# What to do
Copy all of the data that follows without altering a word.

# Excerpts from an interface dataset
_ _ _ _ _
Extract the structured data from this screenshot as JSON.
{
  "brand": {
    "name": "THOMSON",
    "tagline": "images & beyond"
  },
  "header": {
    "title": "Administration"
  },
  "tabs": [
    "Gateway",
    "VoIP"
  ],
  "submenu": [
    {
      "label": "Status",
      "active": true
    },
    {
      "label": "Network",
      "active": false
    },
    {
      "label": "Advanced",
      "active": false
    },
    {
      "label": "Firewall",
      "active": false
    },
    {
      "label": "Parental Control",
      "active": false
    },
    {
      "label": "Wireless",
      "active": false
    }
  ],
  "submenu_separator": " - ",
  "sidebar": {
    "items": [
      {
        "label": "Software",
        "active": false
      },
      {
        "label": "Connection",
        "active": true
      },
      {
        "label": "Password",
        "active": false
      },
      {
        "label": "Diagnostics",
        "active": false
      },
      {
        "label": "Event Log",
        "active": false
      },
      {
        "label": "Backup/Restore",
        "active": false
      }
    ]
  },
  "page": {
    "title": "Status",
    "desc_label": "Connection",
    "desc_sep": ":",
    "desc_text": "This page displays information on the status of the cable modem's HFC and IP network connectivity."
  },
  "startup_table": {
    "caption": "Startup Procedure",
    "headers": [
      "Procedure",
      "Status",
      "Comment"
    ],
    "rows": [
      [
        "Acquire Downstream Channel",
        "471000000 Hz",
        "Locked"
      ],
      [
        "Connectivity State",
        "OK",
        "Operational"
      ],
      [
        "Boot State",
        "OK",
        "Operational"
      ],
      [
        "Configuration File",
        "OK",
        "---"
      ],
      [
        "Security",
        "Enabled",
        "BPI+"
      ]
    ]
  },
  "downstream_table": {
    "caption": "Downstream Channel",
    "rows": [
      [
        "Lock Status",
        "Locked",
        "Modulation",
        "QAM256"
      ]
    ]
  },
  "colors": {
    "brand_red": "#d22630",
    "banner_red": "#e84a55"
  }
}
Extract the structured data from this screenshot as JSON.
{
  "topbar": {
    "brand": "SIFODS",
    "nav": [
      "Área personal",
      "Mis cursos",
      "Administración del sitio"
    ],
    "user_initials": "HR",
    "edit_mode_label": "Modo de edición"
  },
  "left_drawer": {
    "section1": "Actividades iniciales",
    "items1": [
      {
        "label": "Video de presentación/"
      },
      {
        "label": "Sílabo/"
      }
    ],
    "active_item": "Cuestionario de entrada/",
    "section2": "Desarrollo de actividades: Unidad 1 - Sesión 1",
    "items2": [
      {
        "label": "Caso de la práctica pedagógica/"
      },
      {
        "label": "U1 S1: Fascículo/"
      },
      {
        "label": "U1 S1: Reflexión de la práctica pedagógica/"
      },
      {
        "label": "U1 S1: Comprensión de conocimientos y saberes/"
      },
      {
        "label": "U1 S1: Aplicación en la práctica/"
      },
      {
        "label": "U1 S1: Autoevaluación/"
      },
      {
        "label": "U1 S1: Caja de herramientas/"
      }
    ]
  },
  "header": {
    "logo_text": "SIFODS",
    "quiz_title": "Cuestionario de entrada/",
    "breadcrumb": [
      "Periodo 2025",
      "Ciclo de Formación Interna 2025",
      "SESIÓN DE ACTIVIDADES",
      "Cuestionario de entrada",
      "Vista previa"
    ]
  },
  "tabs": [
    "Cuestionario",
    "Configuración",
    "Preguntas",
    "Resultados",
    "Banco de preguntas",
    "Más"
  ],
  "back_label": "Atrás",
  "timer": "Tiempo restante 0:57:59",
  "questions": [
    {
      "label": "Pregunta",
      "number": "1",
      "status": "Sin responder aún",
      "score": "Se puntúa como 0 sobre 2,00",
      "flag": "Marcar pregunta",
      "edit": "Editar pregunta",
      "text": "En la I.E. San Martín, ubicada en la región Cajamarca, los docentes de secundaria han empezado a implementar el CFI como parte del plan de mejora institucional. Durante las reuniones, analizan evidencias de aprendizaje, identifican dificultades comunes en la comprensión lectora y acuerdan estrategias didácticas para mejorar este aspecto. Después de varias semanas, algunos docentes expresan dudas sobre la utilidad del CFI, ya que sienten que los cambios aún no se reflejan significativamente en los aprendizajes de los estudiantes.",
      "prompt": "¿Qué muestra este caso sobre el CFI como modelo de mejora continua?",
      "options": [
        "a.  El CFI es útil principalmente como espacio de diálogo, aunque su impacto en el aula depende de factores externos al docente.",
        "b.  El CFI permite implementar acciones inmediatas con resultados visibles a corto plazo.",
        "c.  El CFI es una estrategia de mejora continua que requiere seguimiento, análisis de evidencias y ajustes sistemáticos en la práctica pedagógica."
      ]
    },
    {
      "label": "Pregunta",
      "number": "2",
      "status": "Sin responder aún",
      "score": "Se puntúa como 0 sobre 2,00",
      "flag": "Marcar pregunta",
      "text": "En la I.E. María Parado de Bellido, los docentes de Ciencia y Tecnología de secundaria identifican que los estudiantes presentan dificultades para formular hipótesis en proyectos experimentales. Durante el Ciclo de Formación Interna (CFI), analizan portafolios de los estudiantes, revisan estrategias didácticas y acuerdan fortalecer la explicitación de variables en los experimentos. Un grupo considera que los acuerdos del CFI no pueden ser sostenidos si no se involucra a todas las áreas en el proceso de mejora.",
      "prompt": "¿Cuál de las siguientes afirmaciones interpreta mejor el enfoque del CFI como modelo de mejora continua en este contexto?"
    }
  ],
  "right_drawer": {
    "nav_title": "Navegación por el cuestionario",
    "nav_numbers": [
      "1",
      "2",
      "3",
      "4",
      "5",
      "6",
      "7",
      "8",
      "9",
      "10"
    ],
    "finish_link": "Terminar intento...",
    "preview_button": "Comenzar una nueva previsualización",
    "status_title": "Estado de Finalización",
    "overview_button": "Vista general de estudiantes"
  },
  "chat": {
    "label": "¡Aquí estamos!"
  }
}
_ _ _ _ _
# Solution
Extract the structured data from this screenshot as JSON.
{
  "brand": {
    "name": "THOMSON",
    "tagline": "images & beyond"
  },
  "header": {
    "title": "Administration"
  },
  "tabs": [
    "Gateway",
    "VoIP"
  ],
  "submenu": [
    {
      "label": "Status",
      "active": true
    },
    {
      "label": "Network",
      "active": false
    },
    {
      "label": "Advanced",
      "active": false
    },
    {
      "label": "Firewall",
      "active": false
    },
    {
      "label": "Parental Control",
      "active": false
    },
    {
      "label": "Wireless",
      "active": false
    }
  ],
  "submenu_separator": " - ",
  "sidebar": {
    "items": [
      {
        "label": "Software",
        "active": false
      },
      {
        "label": "Connection",
        "active": true
      },
      {
        "label": "Password",
        "active": false
      },
      {
        "label": "Diagnostics",
        "active": false
      },
      {
        "label": "Event Log",
        "active": false
      },
      {
        "label": "Backup/Restore",
        "active": false
      }
    ]
  },
  "page": {
    "title": "Status",
    "desc_label": "Connection",
    "desc_sep": ":",
    "desc_text": "This page displays information on the status of the cable modem's HFC and IP network connectivity."
  },
  "startup_table": {
    "caption": "Startup Procedure",
    "headers": [
      "Procedure",
      "Status",
      "Comment"
    ],
    "rows": [
      [
        "Acquire Downstream Channel",
        "471000000 Hz",
        "Locked"
      ],
      [
        "Connectivity State",
        "OK",
        "Operational"
      ],
      [
        "Boot State",
        "OK",
        "Operational"
      ],
      [
        "Configuration File",
        "OK",
        "---"
      ],
      [
        "Security",
        "Enabled",
        "BPI+"
      ]
    ]
  },
  "downstream_table": {
    "caption": "Downstream Channel",
    "rows": [
      [
        "Lock Status",
        "Locked",
        "Modulation",
        "QAM256"
      ]
    ]
  },
  "colors": {
    "brand_red": "#d22630",
    "banner_red": "#e84a55"
  }
}
Extract the structured data from this screenshot as JSON.
{
  "topbar": {
    "brand": "SIFODS",
    "nav": [
      "Área personal",
      "Mis cursos",
      "Administración del sitio"
    ],
    "user_initials": "HR",
    "edit_mode_label": "Modo de edición"
  },
  "left_drawer": {
    "section1": "Actividades iniciales",
    "items1": [
      {
        "label": "Video de presentación/"
      },
      {
        "label": "Sílabo/"
      }
    ],
    "active_item": "Cuestionario de entrada/",
    "section2": "Desarrollo de actividades: Unidad 1 - Sesión 1",
    "items2": [
      {
        "label": "Caso de la práctica pedagógica/"
      },
      {
        "label": "U1 S1: Fascículo/"
      },
      {
        "label": "U1 S1: Reflexión de la práctica pedagógica/"
      },
      {
        "label": "U1 S1: Comprensión de conocimientos y saberes/"
      },
      {
        "label": "U1 S1: Aplicación en la práctica/"
      },
      {
        "label": "U1 S1: Autoevaluación/"
      },
      {
        "label": "U1 S1: Caja de herramientas/"
      }
    ]
  },
  "header": {
    "logo_text": "SIFODS",
    "quiz_title": "Cuestionario de entrada/",
    "breadcrumb": [
      "Periodo 2025",
      "Ciclo de Formación Interna 2025",
      "SESIÓN DE ACTIVIDADES",
      "Cuestionario de entrada",
      "Vista previa"
    ]
  },
  "tabs": [
    "Cuestionario",
    "Configuración",
    "Preguntas",
    "Resultados",
    "Banco de preguntas",
    "Más"
  ],
  "back_label": "Atrás",
  "timer": "Tiempo restante 0:57:59",
  "questions": [
    {
      "label": "Pregunta",
      "number": "1",
      "status": "Sin responder aún",
      "score": "Se puntúa como 0 sobre 2,00",
      "flag": "Marcar pregunta",
      "edit": "Editar pregunta",
      "text": "En la I.E. San Martín, ubicada en la región Cajamarca, los docentes de secundaria han empezado a implementar el CFI como parte del plan de mejora institucional. Durante las reuniones, analizan evidencias de aprendizaje, identifican dificultades comunes en la comprensión lectora y acuerdan estrategias didácticas para mejorar este aspecto. Después de varias semanas, algunos docentes expresan dudas sobre la utilidad del CFI, ya que sienten que los cambios aún no se reflejan significativamente en los aprendizajes de los estudiantes.",
      "prompt": "¿Qué muestra este caso sobre el CFI como modelo de mejora continua?",
      "options": [
        "a.  El CFI es útil principalmente como espacio de diálogo, aunque su impacto en el aula depende de factores externos al docente.",
        "b.  El CFI permite implementar acciones inmediatas con resultados visibles a corto plazo.",
        "c.  El CFI es una estrategia de mejora continua que requiere seguimiento, análisis de evidencias y ajustes sistemáticos en la práctica pedagógica."
      ]
    },
    {
      "label": "Pregunta",
      "number": "2",
      "status": "Sin responder aún",
      "score": "Se puntúa como 0 sobre 2,00",
      "flag": "Marcar pregunta",
      "text": "En la I.E. María Parado de Bellido, los docentes de Ciencia y Tecnología de secundaria identifican que los estudiantes presentan dificultades para formular hipótesis en proyectos experimentales. Durante el Ciclo de Formación Interna (CFI), analizan portafolios de los estudiantes, revisan estrategias didácticas y acuerdan fortalecer la explicitación de variables en los experimentos. Un grupo considera que los acuerdos del CFI no pueden ser sostenidos si no se involucra a todas las áreas en el proceso de mejora.",
      "prompt": "¿Cuál de las siguientes afirmaciones interpreta mejor el enfoque del CFI como modelo de mejora continua en este contexto?"
    }
  ],
  "right_drawer": {
    "nav_title": "Navegación por el cuestionario",
    "nav_numbers": [
      "1",
      "2",
      "3",
      "4",
      "5",
      "6",
      "7",
      "8",
      "9",
      "10"
    ],
    "finish_link": "Terminar intento...",
    "preview_button": "Comenzar una nueva previsualización",
    "status_title": "Estado de Finalización",
    "overview_button": "Vista general de estudiantes"
  },
  "chat": {
    "label": "¡Aquí estamos!"
  }
}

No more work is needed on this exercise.